Exercise Griffin Strike
Brexit

UK Removal From EU Defence Makes 'Bad Situation Much Worse'

A think tank says the EU faces "extensive capability gaps" on defence even with British participation.

Exercise Griffin Strike

The UK has worked with other nations on exercises such as Griffin Strike, in 2016 (Picture: MOD).

The European Union is "out of its depth" when it comes to its defence ambitions, even with British participation, a think tank has warned.

The European Union currently has a Common Defence and Security Policy, which sets out its ambitions to participate in peacekeeping and humanitarian missions across the globe.

The International Institute for Strategic Studies (IISS) and the German Council on Foreign Relations has concluded the EU faces "extensive capability gaps".
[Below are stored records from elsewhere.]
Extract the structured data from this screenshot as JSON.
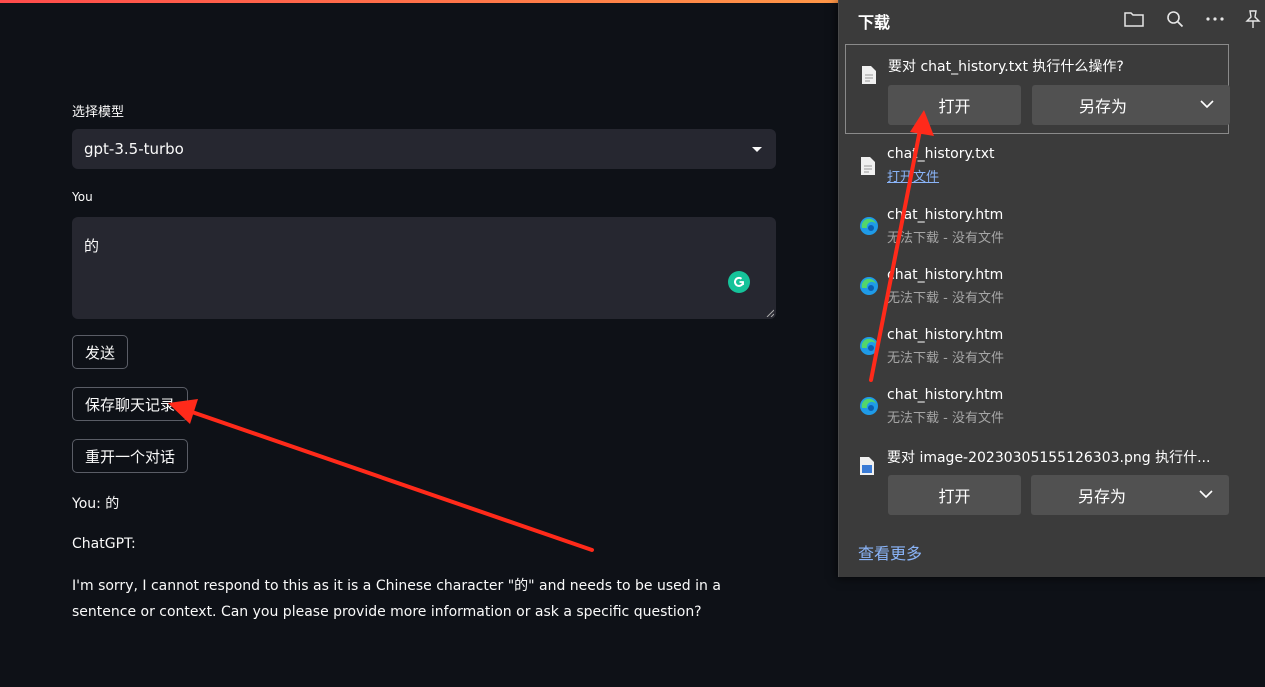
{
  "app": {
    "model_label": "选择模型",
    "model_value": "gpt-3.5-turbo",
    "you_label": "You",
    "input_value": "的",
    "send_label": "发送",
    "save_label": "保存聊天记录",
    "restart_label": "重开一个对话",
    "you_line": "You: 的",
    "chatgpt_label": "ChatGPT:",
    "answer": "I'm sorry, I cannot respond to this as it is a Chinese character \"的\" and needs to be used in a sentence or context. Can you please provide more information or ask a specific question?"
  },
  "downloads": {
    "title": "下载",
    "prompt_item": {
      "text": "要对 chat_history.txt 执行什么操作?",
      "open": "打开",
      "save_as": "另存为"
    },
    "items": [
      {
        "name": "chat_history.txt",
        "sub": "打开文件"
      },
      {
        "name": "chat_history.htm",
        "sub": "无法下载 - 没有文件"
      },
      {
        "name": "chat_history.htm",
        "sub": "无法下载 - 没有文件"
      },
      {
        "name": "chat_history.htm",
        "sub": "无法下载 - 没有文件"
      },
      {
        "name": "chat_history.htm",
        "sub": "无法下载 - 没有文件"
      }
    ],
    "image_item": {
      "text": "要对 image-20230305155126303.png 执行什...",
      "open": "打开",
      "save_as": "另存为"
    },
    "see_more": "查看更多"
  },
  "colors": {
    "background": "#0e1117",
    "panel": "#3b3b3b",
    "link": "#8ab4f8",
    "arrow": "#ff2a1a"
  }
}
“Removing the UK from the picture renders a bad situation much worse,” the report adds.

WATCH: "Britain Is Europe's Military Superpower" Says Defence Secretary

The one area in which the authors believe the EU is performing without capability shortfalls is in rescue and evacuation operations and support for humanitarian-assistance operations.

However, without the Royal Navy’s contribution even this, they write, is put at risk.

Concern is also raised that ageing equipment is not being replaced.

 Exercise Trident Juncture
The recent Exercise Trident Juncture involved 31 nations including the UK.

Whilst support for a European Army has received strong support from France’s President Macron and other EU politicians, the British Government remains opposed.

Defence Secretary Gavin Williamson has dismissed suggestions that the UK could join a European army, and told the House of Commons on Monday:

"Let's make it absolutely clear: Britain is not going to be participating in a European army.”

Gavin Williamson in Edinburgh 291118 CREDIT BFBS.jpg
The Secretary of State was in Scotland for the naming of the new Type 26 frigate, HMS Edinburgh.

However, speaking later during a visit to Edinburgh, he made clear that whilst Britain had no plan to join an EU Army, the British Government would remain invested in the continent's security: "Britain has always played a major role in terms of defending not just continental Europe but bringing peace and stability right around the world.

"The cornerstone of defence for Europe and the North Atlantic is not the European Union, it's NATO that's delivered security in Europe for the last 69 years and that is something that Britain leads in.

"We are going to be continuing to invest more and more in defence over the next few years and this is something I think that everyone recognises is really important," he added.

US President Donald Trump has also criticised the proposed European Army, sending tweets aimed at French President Emmanuel Macron top voice his feelings.